|International Classification||A63H3/00, A63H3/33|
|Cooperative Classification||A63H3/001, A63H3/008|
|European Classification||A63H3/00B, A63H3/00P|
|Apr 10, 1992||AS||Assignment|
Owner name: MATTEL, INC., A CORP. OF DELAWARE, CALIFORNIA
Free format text: ASSIGNMENT OF ASSIGNORS INTEREST.;ASSIGNORS:SMITH, ROBIN K.;STERN, HOWARD R.;REEL/FRAME:006082/0287;SIGNING DATES FROM 19920402 TO 19920406
|Apr 25, 1997||FPAY||Fee payment|
Year of fee payment: 4
|Apr 25, 2001||FPAY||Fee payment|
Year of fee payment: 8

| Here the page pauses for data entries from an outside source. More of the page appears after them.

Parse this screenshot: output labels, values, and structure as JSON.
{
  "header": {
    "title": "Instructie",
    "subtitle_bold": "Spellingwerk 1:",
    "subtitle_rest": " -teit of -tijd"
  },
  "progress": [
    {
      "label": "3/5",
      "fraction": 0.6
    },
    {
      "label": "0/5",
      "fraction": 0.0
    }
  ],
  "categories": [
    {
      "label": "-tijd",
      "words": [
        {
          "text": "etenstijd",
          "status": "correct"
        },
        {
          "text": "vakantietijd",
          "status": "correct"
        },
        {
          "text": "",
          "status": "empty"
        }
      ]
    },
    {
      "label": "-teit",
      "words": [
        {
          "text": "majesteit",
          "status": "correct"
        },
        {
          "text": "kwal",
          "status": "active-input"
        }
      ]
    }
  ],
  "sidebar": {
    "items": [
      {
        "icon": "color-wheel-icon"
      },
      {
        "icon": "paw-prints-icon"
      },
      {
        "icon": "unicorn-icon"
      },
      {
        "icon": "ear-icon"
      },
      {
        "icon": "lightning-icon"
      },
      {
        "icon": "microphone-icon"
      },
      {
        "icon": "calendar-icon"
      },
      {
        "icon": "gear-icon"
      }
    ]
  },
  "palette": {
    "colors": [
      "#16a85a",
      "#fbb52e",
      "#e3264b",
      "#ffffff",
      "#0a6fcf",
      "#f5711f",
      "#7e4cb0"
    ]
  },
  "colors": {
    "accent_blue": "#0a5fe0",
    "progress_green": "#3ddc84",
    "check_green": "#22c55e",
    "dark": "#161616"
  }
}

|Apr 26, 2005||FPAY||Fee payment|
Year of fee payment: 12